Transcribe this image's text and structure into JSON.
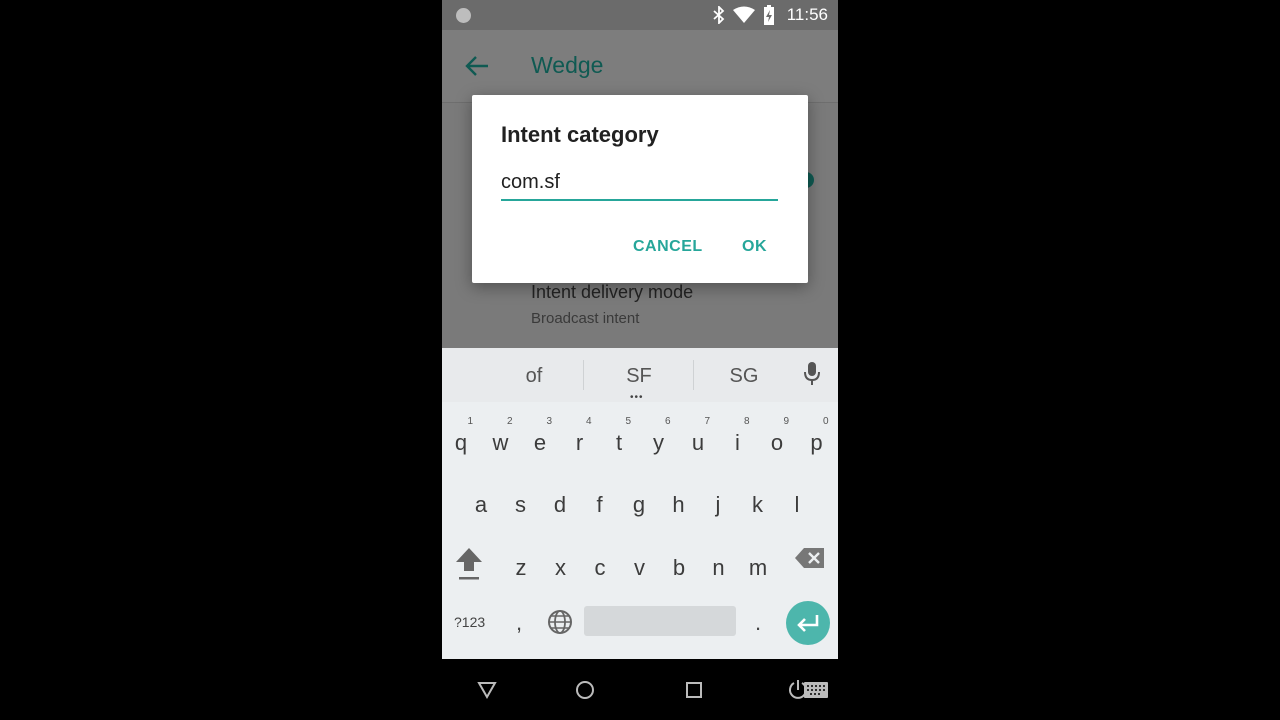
{
  "status_bar": {
    "time": "11:56",
    "icons": [
      "bluetooth-icon",
      "wifi-icon",
      "battery-charging-icon"
    ]
  },
  "app_bar": {
    "title": "Wedge",
    "back_icon": "arrow-left-icon"
  },
  "background_setting": {
    "title": "Intent delivery mode",
    "subtitle": "Broadcast intent"
  },
  "dialog": {
    "title": "Intent category",
    "input_value": "com.sf",
    "cancel_label": "CANCEL",
    "ok_label": "OK"
  },
  "keyboard": {
    "suggestions": [
      "of",
      "SF",
      "SG"
    ],
    "row1": [
      {
        "key": "q",
        "hint": "1"
      },
      {
        "key": "w",
        "hint": "2"
      },
      {
        "key": "e",
        "hint": "3"
      },
      {
        "key": "r",
        "hint": "4"
      },
      {
        "key": "t",
        "hint": "5"
      },
      {
        "key": "y",
        "hint": "6"
      },
      {
        "key": "u",
        "hint": "7"
      },
      {
        "key": "i",
        "hint": "8"
      },
      {
        "key": "o",
        "hint": "9"
      },
      {
        "key": "p",
        "hint": "0"
      }
    ],
    "row2": [
      "a",
      "s",
      "d",
      "f",
      "g",
      "h",
      "j",
      "k",
      "l"
    ],
    "row3": [
      "z",
      "x",
      "c",
      "v",
      "b",
      "n",
      "m"
    ],
    "symbols_label": "?123",
    "comma_label": ",",
    "period_label": ".",
    "accent_color": "#4db6ac"
  },
  "nav_bar": {
    "icons": [
      "back-triangle-icon",
      "home-circle-icon",
      "recents-square-icon",
      "keyboard-switch-icon"
    ]
  }
}
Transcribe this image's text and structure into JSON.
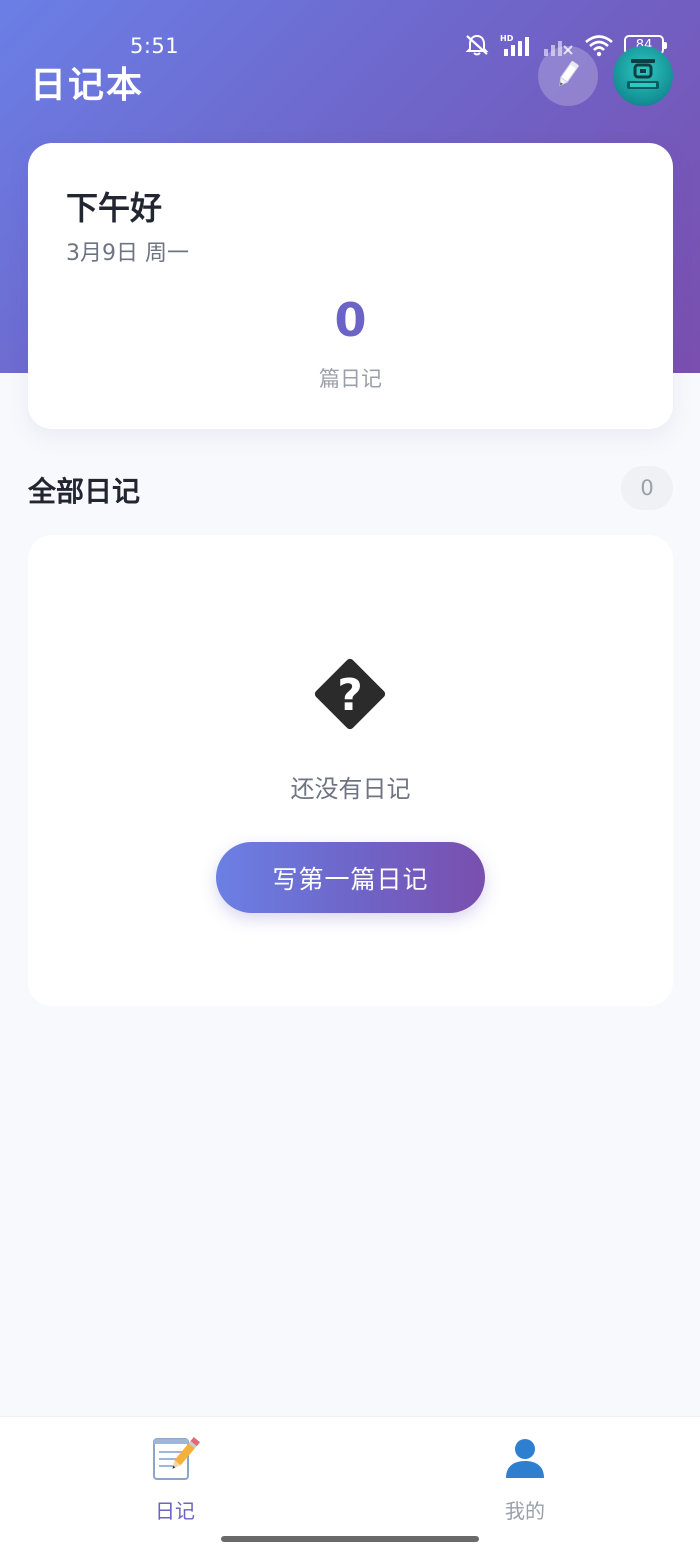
{
  "status_bar": {
    "time": "5:51",
    "battery": "84",
    "icons": [
      "mute-icon",
      "hd-signal-icon",
      "signal-off-icon",
      "wifi-icon",
      "battery-icon"
    ]
  },
  "header": {
    "title": "日记本",
    "edit_icon": "pencil-icon",
    "avatar_icon": "avatar-icon"
  },
  "summary": {
    "greeting": "下午好",
    "date": "3月9日 周一",
    "count": "0",
    "count_label": "篇日记"
  },
  "section": {
    "title": "全部日记",
    "count": "0"
  },
  "empty_state": {
    "icon": "question-diamond-icon",
    "text": "还没有日记",
    "button_label": "写第一篇日记"
  },
  "bottom_nav": {
    "items": [
      {
        "label": "日记",
        "icon": "memo-icon",
        "active": true
      },
      {
        "label": "我的",
        "icon": "user-icon",
        "active": false
      }
    ]
  },
  "colors": {
    "accent": "#6c63c6",
    "gradient_start": "#6a7fe6",
    "gradient_end": "#7a4fae"
  }
}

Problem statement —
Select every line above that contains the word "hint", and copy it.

Written response —
        "hint": "1"
        "hint": "2"
        "hint": "3"
        "hint": "4"
        "hint": "5"
        "hint": "6"
        "hint": "7"
        "hint": "8"
        "hint": "9"
        "hint": "0"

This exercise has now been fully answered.